  1. Castlevania (2 discs)
  2. Dead Space 2 (2 discs)
  3. Final Fantasy XIII (3 discs)
  4. Mass Effect 2 (2 discs)
  5. Blue Dragon (3 discs)
  6. Infinite Undiscovery (2 discs)
  7. Last Remnant (2 discs)
  8. Lost Odyssey (4 discs)
  9. Magnacarta 2 (2 discs)
  10. Star Ocean: The Last Hope (3 discs)

Only 10 titles out of 1000+.  And 5 of them were Microsoft co-funded… as in they wouldn’t have existed if Microsoft Game Studios themselves hadn’t explicitly commissioned them.  Each of these sponsored titles are of a specific genre as well:  They all represent Japanese adventure games – somewhat in the mold of Final Fantasy – which surprise, surprise:  Is a 3 disc game itself.

Generally speaking, there is a very specific type of game that goes hog wild in needing disc storage.  And it’s an extreme minority.

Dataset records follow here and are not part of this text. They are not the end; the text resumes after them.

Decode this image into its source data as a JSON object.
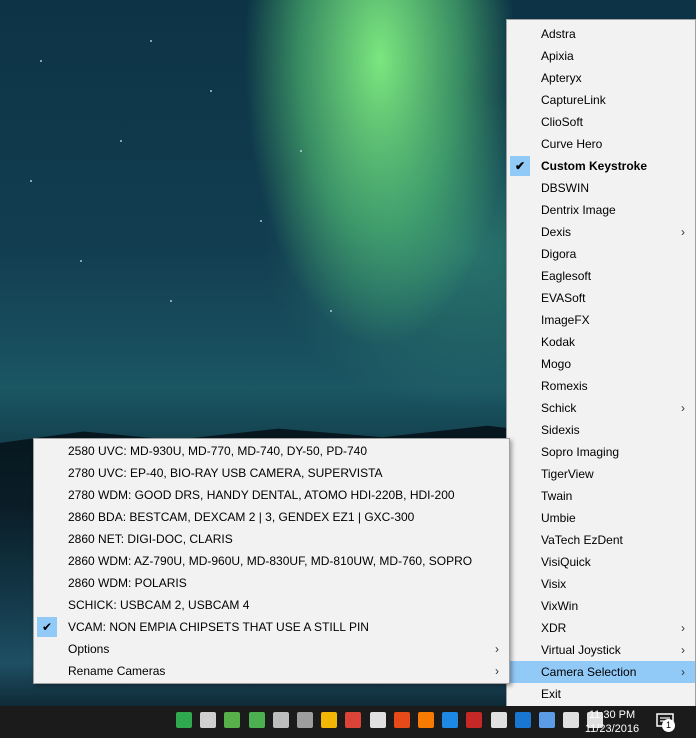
{
  "right_menu": {
    "items": [
      {
        "label": "Adstra"
      },
      {
        "label": "Apixia"
      },
      {
        "label": "Apteryx"
      },
      {
        "label": "CaptureLink"
      },
      {
        "label": "ClioSoft"
      },
      {
        "label": "Curve Hero"
      },
      {
        "label": "Custom Keystroke",
        "checked": true,
        "bold": true
      },
      {
        "label": "DBSWIN"
      },
      {
        "label": "Dentrix Image"
      },
      {
        "label": "Dexis",
        "submenu": true
      },
      {
        "label": "Digora"
      },
      {
        "label": "Eaglesoft"
      },
      {
        "label": "EVASoft"
      },
      {
        "label": "ImageFX"
      },
      {
        "label": "Kodak"
      },
      {
        "label": "Mogo"
      },
      {
        "label": "Romexis"
      },
      {
        "label": "Schick",
        "submenu": true
      },
      {
        "label": "Sidexis"
      },
      {
        "label": "Sopro Imaging"
      },
      {
        "label": "TigerView"
      },
      {
        "label": "Twain"
      },
      {
        "label": "Umbie"
      },
      {
        "label": "VaTech EzDent"
      },
      {
        "label": "VisiQuick"
      },
      {
        "label": "Visix"
      },
      {
        "label": "VixWin"
      },
      {
        "label": "XDR",
        "submenu": true
      },
      {
        "label": "Virtual Joystick",
        "submenu": true
      },
      {
        "label": "Camera Selection",
        "submenu": true,
        "highlighted": true
      },
      {
        "label": "Exit"
      }
    ]
  },
  "camera_menu": {
    "items": [
      {
        "label": "2580 UVC: MD-930U, MD-770, MD-740, DY-50, PD-740"
      },
      {
        "label": "2780 UVC: EP-40, BIO-RAY USB CAMERA, SUPERVISTA"
      },
      {
        "label": "2780 WDM: GOOD DRS, HANDY DENTAL, ATOMO HDI-220B, HDI-200"
      },
      {
        "label": "2860 BDA: BESTCAM, DEXCAM 2 | 3, GENDEX EZ1 | GXC-300"
      },
      {
        "label": "2860 NET: DIGI-DOC, CLARIS"
      },
      {
        "label": "2860 WDM: AZ-790U, MD-960U, MD-830UF, MD-810UW, MD-760, SOPRO"
      },
      {
        "label": "2860 WDM: POLARIS"
      },
      {
        "label": "SCHICK: USBCAM 2, USBCAM 4"
      },
      {
        "label": "VCAM: NON EMPIA CHIPSETS THAT USE A STILL PIN",
        "checked": true
      },
      {
        "label": "Options",
        "submenu": true
      },
      {
        "label": "Rename Cameras",
        "submenu": true
      }
    ]
  },
  "symbols": {
    "check": "✔",
    "arrow": "›"
  },
  "taskbar": {
    "time": "11:30 PM",
    "date": "11/23/2016",
    "notification_count": "1",
    "tray_icons": [
      {
        "name": "green-leaf-icon",
        "color": "#2fa84f"
      },
      {
        "name": "dropbox-icon",
        "color": "#cfcfcf"
      },
      {
        "name": "security-shield-icon",
        "color": "#58b04a"
      },
      {
        "name": "camera-app-icon",
        "color": "#4caf50"
      },
      {
        "name": "document-icon",
        "color": "#bdbdbd"
      },
      {
        "name": "cloud-icon",
        "color": "#9e9e9e"
      },
      {
        "name": "google-drive-icon",
        "color": "#f2b705"
      },
      {
        "name": "chrome-icon",
        "color": "#db4437"
      },
      {
        "name": "printer-icon",
        "color": "#e0e0e0"
      },
      {
        "name": "app-red-icon",
        "color": "#e64a19"
      },
      {
        "name": "app-orange-icon",
        "color": "#f57c00"
      },
      {
        "name": "app-blue-j-icon",
        "color": "#1e88e5"
      },
      {
        "name": "diagram-red-icon",
        "color": "#c62828"
      },
      {
        "name": "usb-drive-icon",
        "color": "#e0e0e0"
      },
      {
        "name": "bluetooth-icon",
        "color": "#1976d2"
      },
      {
        "name": "webcam-icon",
        "color": "#5c9ce6"
      },
      {
        "name": "network-icon",
        "color": "#e0e0e0"
      },
      {
        "name": "volume-icon",
        "color": "#e0e0e0"
      }
    ]
  }
}
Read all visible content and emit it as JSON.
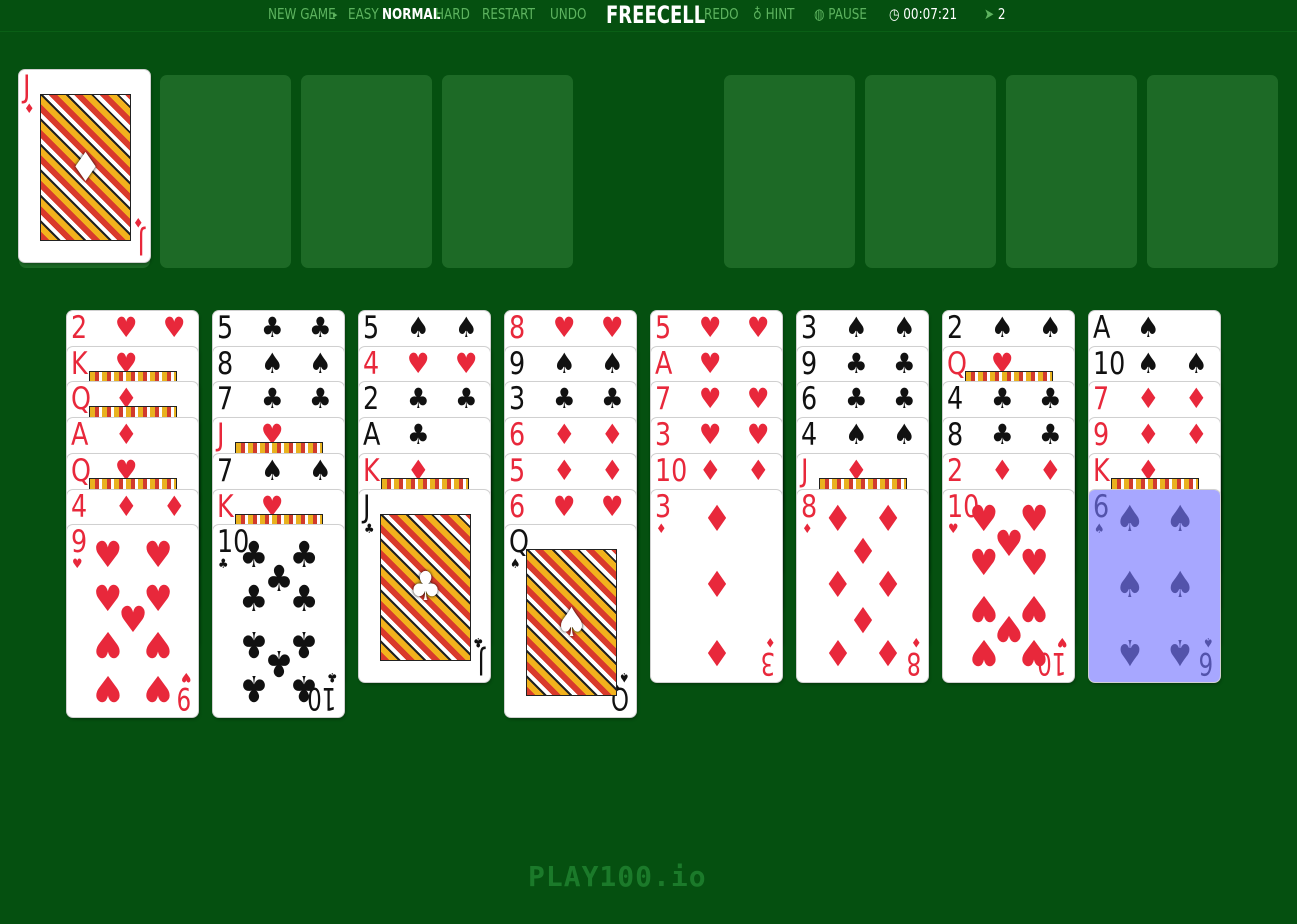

Newer games very often require LESS storage on disc than older games.  I know this is a hard concept to understand but as developers get more sophisticated and as gaming libraries become more optimized – such as Unreal Engine – games are often smaller on disc than their predecessors.

Take the following examples: 

  • Crackdown (original) required close to 6.2GB on disc.  Crackdown 2 requires 3.4GB. 
  • MechAssault was 3.42GB.  MechAssault 2 was 2.29GB.

There’s this contention that just because a game takes up space on the drive that it’s actually the size of the game’s codebase.  That’s simply NOT TRUE. 

For example, “You Don’t Know Jack” requires 2.1GB on an Xbox 360 hard drive when installed locally.  Does anyone seriously believe that a game that took less than 100MB on the PC, is driven by Adobe Flash, has NO VIDEO playback, and has had more sophistication on Windows than on Xbox 360… somehow requires 2.1GB on the Xbox 360 disc?

So if Xbox 360 doesn’t need the extra space – why did they ‘allegedly’ release High Capacity Disk Format or HCDF? 

The story goes according to Eurogamer (not me) that HCDF betas make an additional 1GB available for developers to use on standard DVD9 disks, which has historically had 7.95GB of storage total, however 1GB was used for a mandatory VideoTS file/partition which supposedly contained copy protection and some other stuff in there that Microsoft mandated.  This left developers of Xbox 360 with 6.95GB to work with.

The new HCDF disk allegedly eliminates the need for the VideoTS file/partition and instead makes available the entire 7.95GB of accessible storage on a DVD9 disk.

The basic answer one has to believe is that if the storage is there:  Why not make it available to developers?  If innovations in copy protection and how Xbox 360 handles disks make it possible to provide 1GB of breathing room… why not?  It doesn’t cost users anything other than a system update to read the new format.

Bottom line:  It’s not necessary – I believe it’s more of a luxury.  When almost none of Xbox 360’s games require expanding beyond what was available with 6.95GB of storage, you have to believe that this is more of a “because we can” move.